What is an Anxiety Disorder?
Anxiety at times is normal throughout a child’s development into adolescence and can help us to cope by getting us through a tense situation, cause us to study harder for an exam, or keep focused on an important speech.1 Young children usually grow out of normal short-lived fears such as being afraid of the dark, storms, animals, being separated from a parent, or strangers, but children and teens with an anxiety disorder experience fear, nervousness, and shyness and start to avoid places and activities.2,3 A child with an anxiety disorder cannot be comforted or reassured to get past his or her fear and anxiety.
Outlining Specific Anxiety Disorders 4,5,6
- Generalized Anxiety Disorder: Children and teens with generalized anxiety experience chronic excessive anxiety about multiple areas of their lives, which may include school, family, social situations, health, and natural disasters. Children and teens with generalized anxiety disorder may be very hard on themselves and strive for perfection. They may also seek constant approval or reassurance from others.
- Separation Anxiety: Children with separation anxiety feel excessive fear of being away from their home or caretakers. Children may complain of homesickness and refuse to go to school, camp, or sleepovers. These children commonly worry about something bad happening to their parents or caregivers or that they may become lost, kidnapped, or sick if they are apart. Children with separation anxiety cannot be distracted after a parent leaves and take longer than other children to calm down after a parent has left. Separation anxiety affects 4% of children and is much more common in children than adolescents.
- Specific Phobia: A child with a specific phobia shows intense fear of a specific object or situation such as spiders, dogs, needles, riding in elevators, or flying.
- Social Anxiety Disorder: Teens are more often diagnosed with social anxiety disorder than children. Children and teens with a social phobia feel anxiety in social settings or performance situations like being called on in class, starting a conversation with a peer, using a public restroom, speaking in public, or eating in a restaurant. Those with a social phobia suffer from an extreme fear of being humiliated or embarrassed in front of other people. It can cause uncontrollable and negative reactions to social situations and can result in isolation, depression, and substance abuse.
What are symptoms of an Anxiety Disorder?4,5,6
All anxiety disorders have some common traits:
- Each disorder has a trigger, a situation or object, which causes fear and anxiety.
- The amount of fear and anxiety is excessive and lasts well beyond a normal experience.

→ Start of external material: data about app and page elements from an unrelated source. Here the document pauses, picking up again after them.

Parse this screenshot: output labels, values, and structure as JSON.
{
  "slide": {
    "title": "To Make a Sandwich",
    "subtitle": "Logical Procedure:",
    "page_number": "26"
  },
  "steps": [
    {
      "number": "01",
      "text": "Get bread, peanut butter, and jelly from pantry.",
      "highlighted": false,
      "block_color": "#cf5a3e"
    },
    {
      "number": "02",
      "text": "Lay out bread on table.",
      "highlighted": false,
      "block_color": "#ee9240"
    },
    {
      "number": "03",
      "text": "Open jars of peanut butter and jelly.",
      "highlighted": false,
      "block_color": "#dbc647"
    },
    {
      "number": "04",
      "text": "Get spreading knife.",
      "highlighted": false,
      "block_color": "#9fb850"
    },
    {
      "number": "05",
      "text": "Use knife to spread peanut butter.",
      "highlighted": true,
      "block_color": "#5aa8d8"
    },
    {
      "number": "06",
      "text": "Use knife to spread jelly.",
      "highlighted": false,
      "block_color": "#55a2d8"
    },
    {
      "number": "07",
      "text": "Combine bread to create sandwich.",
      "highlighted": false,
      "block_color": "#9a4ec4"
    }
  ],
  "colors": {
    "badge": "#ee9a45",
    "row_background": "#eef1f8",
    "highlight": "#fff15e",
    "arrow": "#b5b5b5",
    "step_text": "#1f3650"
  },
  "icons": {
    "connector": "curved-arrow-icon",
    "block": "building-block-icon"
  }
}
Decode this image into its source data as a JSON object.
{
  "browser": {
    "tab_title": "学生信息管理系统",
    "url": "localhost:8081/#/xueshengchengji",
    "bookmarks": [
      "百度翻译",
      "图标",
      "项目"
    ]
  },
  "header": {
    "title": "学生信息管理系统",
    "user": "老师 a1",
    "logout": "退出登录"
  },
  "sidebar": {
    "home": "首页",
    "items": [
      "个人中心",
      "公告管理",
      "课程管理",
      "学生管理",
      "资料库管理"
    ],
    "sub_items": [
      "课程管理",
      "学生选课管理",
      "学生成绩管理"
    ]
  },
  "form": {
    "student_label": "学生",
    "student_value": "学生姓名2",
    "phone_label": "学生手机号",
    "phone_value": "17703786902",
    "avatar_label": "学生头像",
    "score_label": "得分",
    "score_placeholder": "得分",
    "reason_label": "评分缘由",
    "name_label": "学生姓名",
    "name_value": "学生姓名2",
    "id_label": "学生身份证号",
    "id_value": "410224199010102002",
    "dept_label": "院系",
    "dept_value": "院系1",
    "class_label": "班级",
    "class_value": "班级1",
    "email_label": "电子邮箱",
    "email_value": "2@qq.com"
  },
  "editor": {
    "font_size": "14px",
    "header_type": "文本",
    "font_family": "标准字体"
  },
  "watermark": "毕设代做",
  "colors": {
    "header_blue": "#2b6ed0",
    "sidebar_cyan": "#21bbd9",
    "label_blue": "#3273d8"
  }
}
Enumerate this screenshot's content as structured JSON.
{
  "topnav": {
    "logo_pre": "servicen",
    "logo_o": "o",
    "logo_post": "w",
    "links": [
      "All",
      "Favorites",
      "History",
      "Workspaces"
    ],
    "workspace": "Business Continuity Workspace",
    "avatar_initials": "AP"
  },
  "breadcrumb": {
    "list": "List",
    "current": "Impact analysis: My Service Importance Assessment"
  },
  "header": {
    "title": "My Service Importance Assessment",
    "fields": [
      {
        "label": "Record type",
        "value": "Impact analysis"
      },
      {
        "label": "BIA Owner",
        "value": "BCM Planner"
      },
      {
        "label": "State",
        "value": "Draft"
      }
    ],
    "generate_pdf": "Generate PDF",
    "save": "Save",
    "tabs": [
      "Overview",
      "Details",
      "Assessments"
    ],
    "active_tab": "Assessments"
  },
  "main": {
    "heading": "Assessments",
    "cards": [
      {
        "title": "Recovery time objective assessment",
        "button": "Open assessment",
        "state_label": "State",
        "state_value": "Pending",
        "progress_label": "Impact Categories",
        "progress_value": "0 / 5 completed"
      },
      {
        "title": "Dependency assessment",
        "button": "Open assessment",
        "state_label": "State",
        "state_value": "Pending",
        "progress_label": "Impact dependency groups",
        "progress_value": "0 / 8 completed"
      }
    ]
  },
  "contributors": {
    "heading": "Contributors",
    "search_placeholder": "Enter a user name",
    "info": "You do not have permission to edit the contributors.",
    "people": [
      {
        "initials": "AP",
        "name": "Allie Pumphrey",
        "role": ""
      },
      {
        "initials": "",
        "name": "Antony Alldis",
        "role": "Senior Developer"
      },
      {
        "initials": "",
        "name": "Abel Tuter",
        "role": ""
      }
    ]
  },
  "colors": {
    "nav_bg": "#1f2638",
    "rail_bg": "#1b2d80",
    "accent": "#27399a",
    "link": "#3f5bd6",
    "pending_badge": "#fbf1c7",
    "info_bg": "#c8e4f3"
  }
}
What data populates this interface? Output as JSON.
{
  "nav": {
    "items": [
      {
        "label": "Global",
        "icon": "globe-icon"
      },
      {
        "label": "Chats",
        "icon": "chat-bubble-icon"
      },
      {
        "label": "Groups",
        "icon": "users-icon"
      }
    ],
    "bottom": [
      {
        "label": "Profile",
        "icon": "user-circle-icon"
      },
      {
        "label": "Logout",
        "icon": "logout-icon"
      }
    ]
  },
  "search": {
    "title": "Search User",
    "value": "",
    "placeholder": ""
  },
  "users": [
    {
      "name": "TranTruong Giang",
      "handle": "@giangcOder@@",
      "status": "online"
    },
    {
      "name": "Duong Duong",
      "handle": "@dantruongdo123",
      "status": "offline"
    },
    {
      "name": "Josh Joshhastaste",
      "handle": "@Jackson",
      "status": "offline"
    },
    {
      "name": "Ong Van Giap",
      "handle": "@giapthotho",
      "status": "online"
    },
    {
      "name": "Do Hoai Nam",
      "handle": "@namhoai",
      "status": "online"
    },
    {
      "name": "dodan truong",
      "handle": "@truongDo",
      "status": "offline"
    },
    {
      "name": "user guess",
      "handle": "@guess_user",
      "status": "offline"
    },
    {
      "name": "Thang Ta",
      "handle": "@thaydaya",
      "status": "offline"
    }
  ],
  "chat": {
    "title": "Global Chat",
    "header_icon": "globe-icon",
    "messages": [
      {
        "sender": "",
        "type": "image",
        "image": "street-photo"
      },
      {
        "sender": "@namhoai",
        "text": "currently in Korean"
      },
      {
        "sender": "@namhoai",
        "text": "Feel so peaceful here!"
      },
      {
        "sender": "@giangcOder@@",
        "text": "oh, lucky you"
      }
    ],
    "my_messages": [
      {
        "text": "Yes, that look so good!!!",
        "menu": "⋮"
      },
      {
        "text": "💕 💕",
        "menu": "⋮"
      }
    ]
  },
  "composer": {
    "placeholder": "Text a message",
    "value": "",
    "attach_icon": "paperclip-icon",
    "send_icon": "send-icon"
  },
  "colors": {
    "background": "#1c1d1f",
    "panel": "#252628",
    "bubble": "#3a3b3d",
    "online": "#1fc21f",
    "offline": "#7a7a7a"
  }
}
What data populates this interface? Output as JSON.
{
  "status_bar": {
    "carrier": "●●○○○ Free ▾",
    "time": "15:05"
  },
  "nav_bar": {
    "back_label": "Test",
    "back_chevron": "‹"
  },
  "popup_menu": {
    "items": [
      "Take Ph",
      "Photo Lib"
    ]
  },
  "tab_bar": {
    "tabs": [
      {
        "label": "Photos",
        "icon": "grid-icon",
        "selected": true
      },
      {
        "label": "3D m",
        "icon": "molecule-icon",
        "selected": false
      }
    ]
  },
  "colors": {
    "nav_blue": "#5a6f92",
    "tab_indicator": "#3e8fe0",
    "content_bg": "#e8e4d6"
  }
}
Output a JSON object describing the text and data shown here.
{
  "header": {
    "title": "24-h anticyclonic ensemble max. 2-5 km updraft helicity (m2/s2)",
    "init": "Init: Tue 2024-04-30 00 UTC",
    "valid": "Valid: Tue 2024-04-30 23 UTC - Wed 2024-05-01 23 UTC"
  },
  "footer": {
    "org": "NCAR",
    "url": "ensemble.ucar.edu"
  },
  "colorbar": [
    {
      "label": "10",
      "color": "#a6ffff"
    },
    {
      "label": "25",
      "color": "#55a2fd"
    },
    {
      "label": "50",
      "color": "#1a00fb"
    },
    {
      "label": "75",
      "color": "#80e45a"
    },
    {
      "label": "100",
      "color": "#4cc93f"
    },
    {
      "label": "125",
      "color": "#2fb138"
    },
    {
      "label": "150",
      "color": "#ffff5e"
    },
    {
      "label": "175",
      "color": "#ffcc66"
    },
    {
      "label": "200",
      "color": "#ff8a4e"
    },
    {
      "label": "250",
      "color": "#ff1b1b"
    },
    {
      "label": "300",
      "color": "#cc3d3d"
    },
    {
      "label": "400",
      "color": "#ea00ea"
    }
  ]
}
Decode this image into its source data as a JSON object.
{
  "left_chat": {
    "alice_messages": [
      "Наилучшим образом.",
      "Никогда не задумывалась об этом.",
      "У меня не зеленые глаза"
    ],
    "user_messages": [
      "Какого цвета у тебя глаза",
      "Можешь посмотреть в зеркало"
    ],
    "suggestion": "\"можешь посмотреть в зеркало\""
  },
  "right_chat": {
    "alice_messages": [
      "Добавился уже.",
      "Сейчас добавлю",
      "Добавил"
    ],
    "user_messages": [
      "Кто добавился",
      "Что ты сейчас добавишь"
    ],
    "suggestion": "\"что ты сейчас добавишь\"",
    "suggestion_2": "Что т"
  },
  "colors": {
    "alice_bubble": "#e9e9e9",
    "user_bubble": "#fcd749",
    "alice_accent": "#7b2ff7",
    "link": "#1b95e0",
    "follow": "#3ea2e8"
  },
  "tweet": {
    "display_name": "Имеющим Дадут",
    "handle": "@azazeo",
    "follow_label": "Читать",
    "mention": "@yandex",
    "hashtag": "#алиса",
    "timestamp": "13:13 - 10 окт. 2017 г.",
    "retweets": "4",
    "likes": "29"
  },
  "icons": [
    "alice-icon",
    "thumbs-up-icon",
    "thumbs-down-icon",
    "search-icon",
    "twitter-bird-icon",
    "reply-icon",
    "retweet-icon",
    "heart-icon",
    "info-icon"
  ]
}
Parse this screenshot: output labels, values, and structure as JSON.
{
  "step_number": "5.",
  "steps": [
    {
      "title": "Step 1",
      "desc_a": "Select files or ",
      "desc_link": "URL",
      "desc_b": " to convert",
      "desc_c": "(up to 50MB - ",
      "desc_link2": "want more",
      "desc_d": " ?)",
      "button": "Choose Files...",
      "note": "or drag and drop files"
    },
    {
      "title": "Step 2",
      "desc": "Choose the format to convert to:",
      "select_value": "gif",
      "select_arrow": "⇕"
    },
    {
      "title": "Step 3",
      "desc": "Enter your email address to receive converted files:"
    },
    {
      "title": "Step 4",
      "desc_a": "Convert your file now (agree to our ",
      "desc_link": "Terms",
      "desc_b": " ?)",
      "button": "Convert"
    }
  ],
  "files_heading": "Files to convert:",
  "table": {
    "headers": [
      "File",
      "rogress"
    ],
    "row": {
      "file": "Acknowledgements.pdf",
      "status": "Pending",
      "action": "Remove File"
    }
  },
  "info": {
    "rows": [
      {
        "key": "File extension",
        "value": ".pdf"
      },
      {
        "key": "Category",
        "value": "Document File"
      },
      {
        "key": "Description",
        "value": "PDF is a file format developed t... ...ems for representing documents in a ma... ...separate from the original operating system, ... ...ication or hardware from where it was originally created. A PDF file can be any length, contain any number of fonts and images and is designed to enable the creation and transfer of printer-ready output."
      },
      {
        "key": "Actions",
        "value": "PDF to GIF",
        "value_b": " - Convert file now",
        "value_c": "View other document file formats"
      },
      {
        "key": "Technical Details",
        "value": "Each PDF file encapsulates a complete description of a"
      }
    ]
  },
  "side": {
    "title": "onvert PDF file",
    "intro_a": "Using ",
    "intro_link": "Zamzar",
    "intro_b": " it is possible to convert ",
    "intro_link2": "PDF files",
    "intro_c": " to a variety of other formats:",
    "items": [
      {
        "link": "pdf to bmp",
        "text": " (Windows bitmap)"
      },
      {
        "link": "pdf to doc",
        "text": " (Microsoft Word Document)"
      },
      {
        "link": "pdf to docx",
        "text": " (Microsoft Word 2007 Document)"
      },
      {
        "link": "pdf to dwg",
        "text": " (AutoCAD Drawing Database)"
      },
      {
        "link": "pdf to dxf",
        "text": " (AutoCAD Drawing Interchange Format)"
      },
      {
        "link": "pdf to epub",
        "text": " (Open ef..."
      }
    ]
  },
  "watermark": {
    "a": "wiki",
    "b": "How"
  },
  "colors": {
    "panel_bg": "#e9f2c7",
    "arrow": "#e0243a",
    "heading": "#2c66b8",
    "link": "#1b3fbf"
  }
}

Children and adolescents with anxiety may voice a specific worry or fear, which they may not realize is excessive or unreasonable.
- Anxiety disorders often last at least 6 months.
- Your child may show physical symptoms of fear and anxiety such as shortness of breath, increased heart rate, and sweating or complain of a stomachache or headache.
- Children will avoid situations or things that they fear, or endure them with anxious feelings, which can be expressed by crying, tantrums, clinging, and avoidance.
Children and teens with an anxiety disorder may also be diagnosed with depression, eating disorders, and ADHD.3 The National Institute of Mental Health reports about 8% of teens ages 13-18 have an anxiety disorder, with symptoms commonly appearing at age 6.1 Adolescents suffering from an anxiety disorder tend to have more severe symptoms than children, are more likely to be diagnosed with a mood disorder than children, and are more likely to refuse to go to school.7
What causes an Anxiety Disorder?
Science has not identified one single cause of anxiety disorders, developing an anxiety disorder is usually the result of biological and environmental risk factors (such as parenting style). Genetics and your child’s temperament or innate personality style play an important role in predisposing children to anxiety disorders. For example, a child who is innately cautious, quiet and shy is more likely to develop an anxiety disorder.4 Adverse childhood experiences can also contribute to risk for developing anxiety disorders.8
What can be done to treat an Anxiety Disorder?
Anxious children and teens can be quiet, compliant, and eager to please which may make it difficult to realize a child is struggling with anxiety or fear.2 Cognitive behavioral therapy (CBT) focuses on the relationships between negative or automatic thoughts, feelings, and behaviors and can help children and young people to deal with anxiety by using new ways of thinking.6,9 CBT has been shown to be significantly more effective than no therapy in reducing symptoms of anxiety. The National Institute of Mental Health has found that CBT, given with or without medication, can effectively treat anxiety disorders in children.1,9 Anxiety disorders are no one’s fault. However, they can complicate and add stress to your family life. Building a support network of friends and relatives helps.6
1 National Institute of Mental Health
2 AACAP – Anxiety Disorder in Children
3 ADAA- Living with Anxiety in Children
4 American Academy of Child & Adolescent Psychiatry
5 Anxiety and Depression Association of America
6 NAMI – Anxiety Disorders in Children and Teens
7 Journal of Affective Disorders
8 Substance Abuse and Mental Health Services Administration
9 Cochrane – CBT For Anxiety in Children